The Michigan Engineer News Center

Professor Olson writes about the Flint water crisis for The Conversation

Associate Professor Terese Olson recently wrote an article for The Conversation titled, “The science behind the Flint water crisis: corrosion of pipes, erosion of trust.”| Short Read

According to the article, “water quality issues in Flint began with the decision of city officials in 2014 to switch from buying treated drinking water from Detroit to treating Flint River water themselves using a city-owned treatment facility.”

Olson explains that of the possible sources for drinking water, rivers present the greatest treatment challenge.

“Because of Flint’s method of treating Flint River water, it experienced problems with elevated trihalomethanes, a regulated class of disinfection by-products that are known carcinogens. A domino series of causes and effects were responsible for this problem,” Olson continues in the article.

To read the article, please visit theconversation.com.

The Conversation US is an independent source of news and views from the academic and research community, delivered directly to the public.

The electrons absorb laser light and set up “momentum combs” (the hills) spanning the energy valleys within the material (the red line). When the electrons have an energy allowed by the quantum mechanical structure of the material—and also touch the edge of the valley—they emit light.
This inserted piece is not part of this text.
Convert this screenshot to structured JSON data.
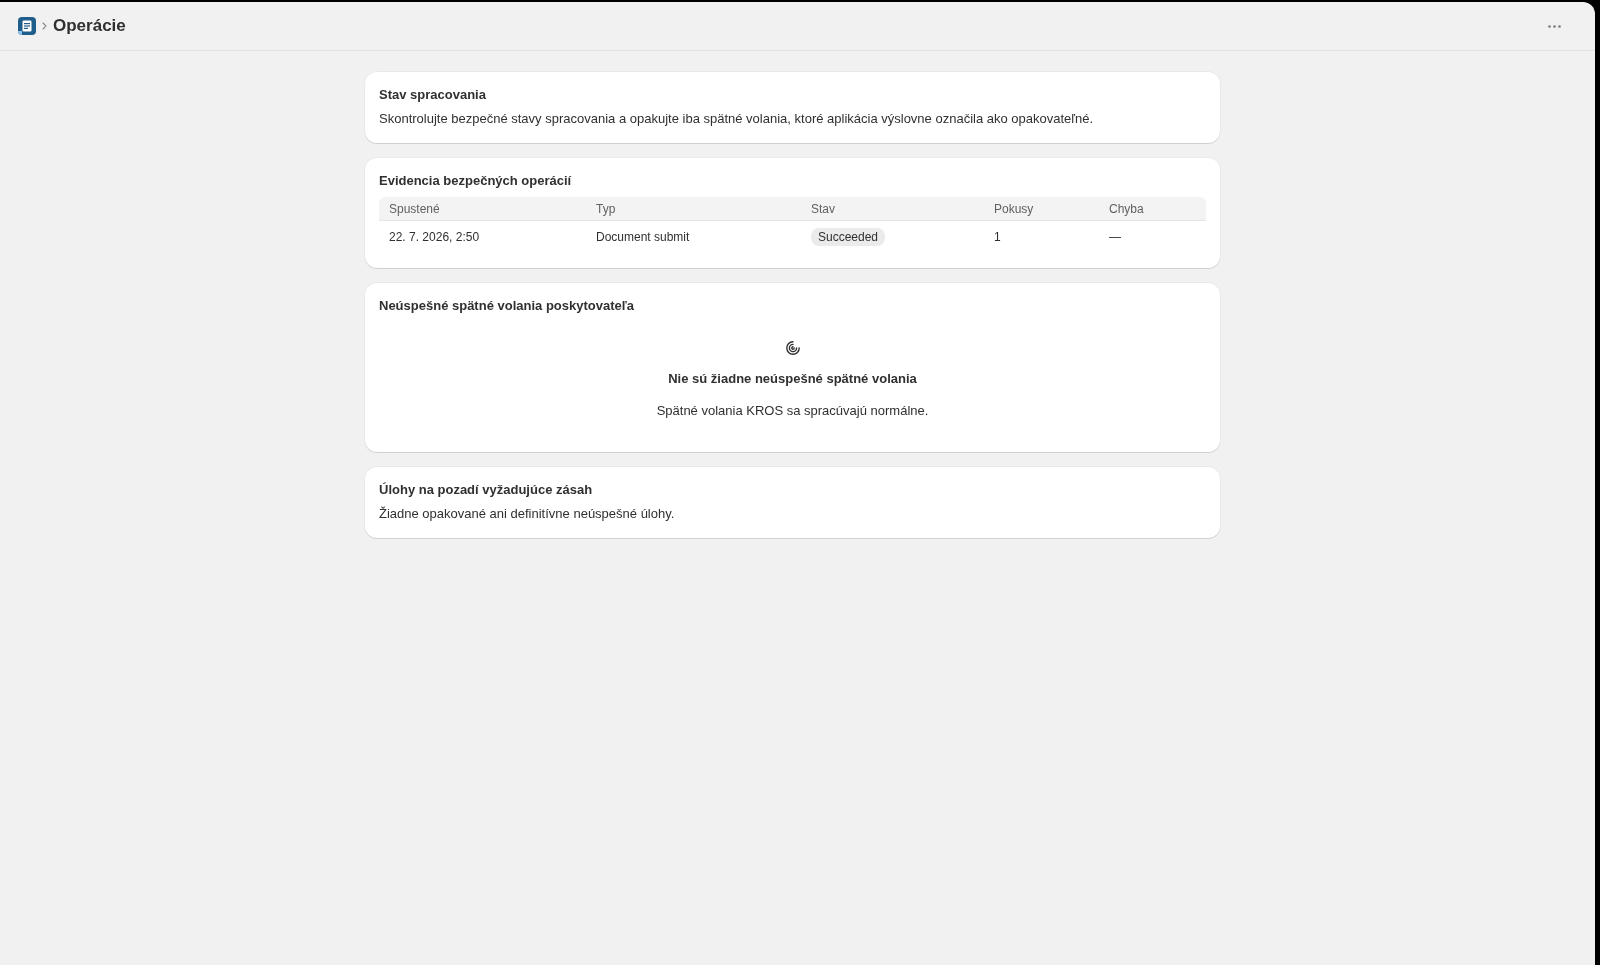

This is why some teeth of the combs are bright and some are dark. By measuring the emitted light and precisely locating its source, the research mapped out the energy valleys in a 2D crystal of tungsten diselenide. Credit: Markus Borsch, Quantum Science Theory Lab, University of Michigan.

Mapping quantum structures with light to unlock their capabilities

Rather than installing new “2D” semiconductors in devices to see what they can do, this new method puts them through their paces with lasers and light detectors. | Medium Read